How To Make a Wood Sign for Your Home or Business
We do a lot of wood signs for people's homes, for their businesses, and for different events. Wood signs have a unique look and feel that no other process can compare with. Often, they can be quite expensive. They are labor intensive and take a little bit of skill to make. Large signs can be outside the budget of a business owner or someone that wants to add a little decor to their home. That's really not a problem though, you can make them yourself with a little time, patience, and the right tools.
To begin with, you need a pattern for your sign. I use Corel Draw to make my patterns, but you can use almost any desktop publishing application to make them. Simply create the sign look you want, with the font you want and the outline that sets it all off. If it's too big for your printer, don't worry a bit, you can have a print shop print it off for you on a large architectural printer. I use Staples for this, they are fast and affordable in my area, and can do prints 36" wide and almost unlimited length.
Once you have your pattern created and printed, you will need your wood. If your sign is very large, you will have to either use plywood or glue together multiple boards to get your desired size. In this instance, I glued up ash using bar clamps, biscuits, and Titebond 3 glue, my favorite wood glue. After gluing up the boards, plane and sand them smooth. Now you are ready to apply your pattern.
I use 3m spray adhesive for my patterns. I spray a medium coat on the back of the paper and let it dry for a few minutes, until it's tacky but not wet. This makes it easier to get off later. Carefully lay your pattern on your wood and work out the wrinkles as you go. You don't want any paper wrinkles to snag when you are working later.

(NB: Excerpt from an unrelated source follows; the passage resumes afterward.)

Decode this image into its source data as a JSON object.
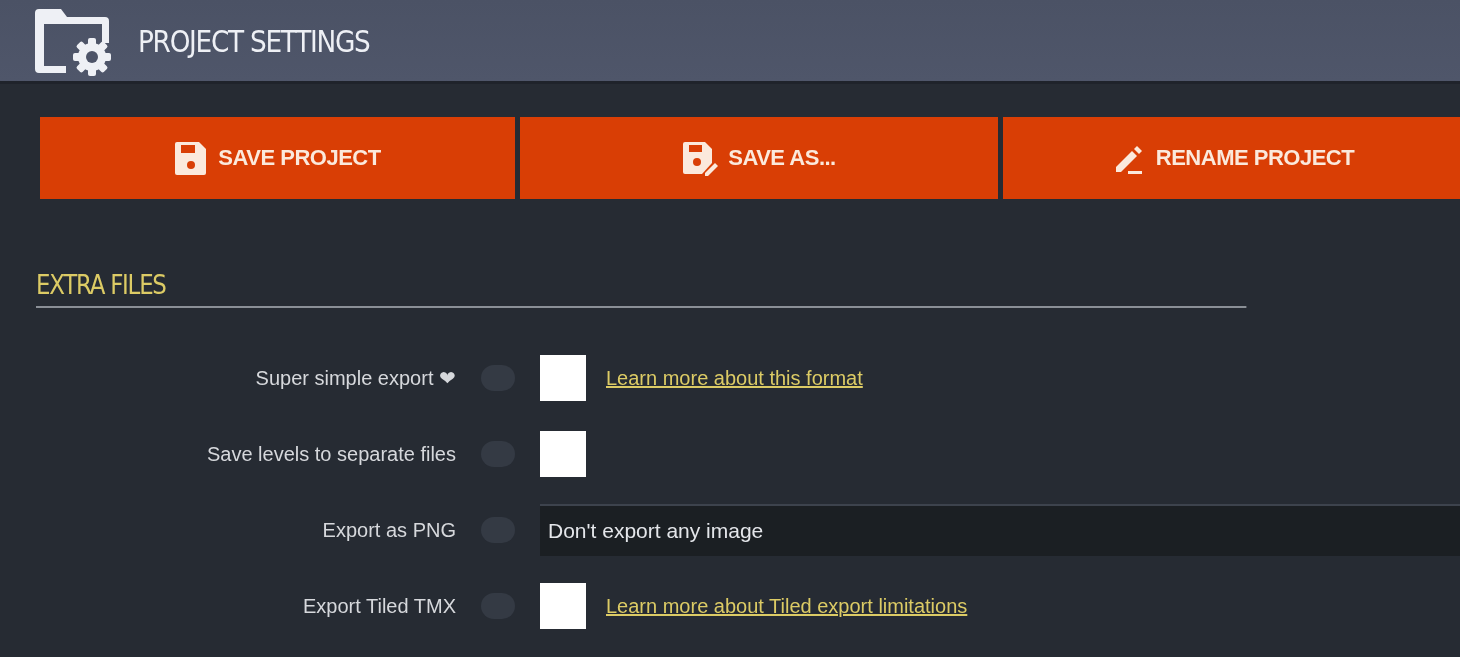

Your next step is going to be routing out the letters. I like to route them about an eighth of an inch deep, but you don't have to go that far in. I do it to give me sanding room later. I start with a large bit, one that is the size of the largest parts of the letters, or as close as I can get, then I graduate downward until I use a 1/16" bit to get the details at the end. After routing, I use a jigsaw with a good, smooth cut blade to cut out the sign shape.
After that is complete, wipe mineral spirits over the paper to loosen the glue and peel the paper off. Finish cleaning up the glue residue with mineral spirits and a lint free rag. Let the mineral spirits dry completely, then spray the letters with your color of choice. I use sign ink for my letters, but spray paint works fine. Keep your distance from the sign while spraying and do several fine coats. You don't want the paint to get too wet and soak into the grain around the letters. After you are satisfied with coloring your letters, break out your sander and sand off the excess paint. Make sure the paint is thoroughly dry before sanding. I use 80 grit to remove the paint. I also route the edges of the sign at this point, so I can get all the sanding completed at once. I sand through the grits up to 220 grit.
If you want to add some color, you can use a rag dampened with stain to wipe down the sign. After the stain sets on the wood for about fifteen minutes, wipe up the excess with a clean rag. Give the stain 24 hours to dry and finish the sign with your favorite clear finish. I generally use polyurethane.
And that is how you make a sign with some wood and a router. It's not terribly expensive, but you will put some labor into the project. If you're not comfortable with the tools, or don't have the time, we will be happy to make one for you. If you need some advice or have some questions, feel free to send us an email. We'll be happy to help you out.
- Jerry Moriearty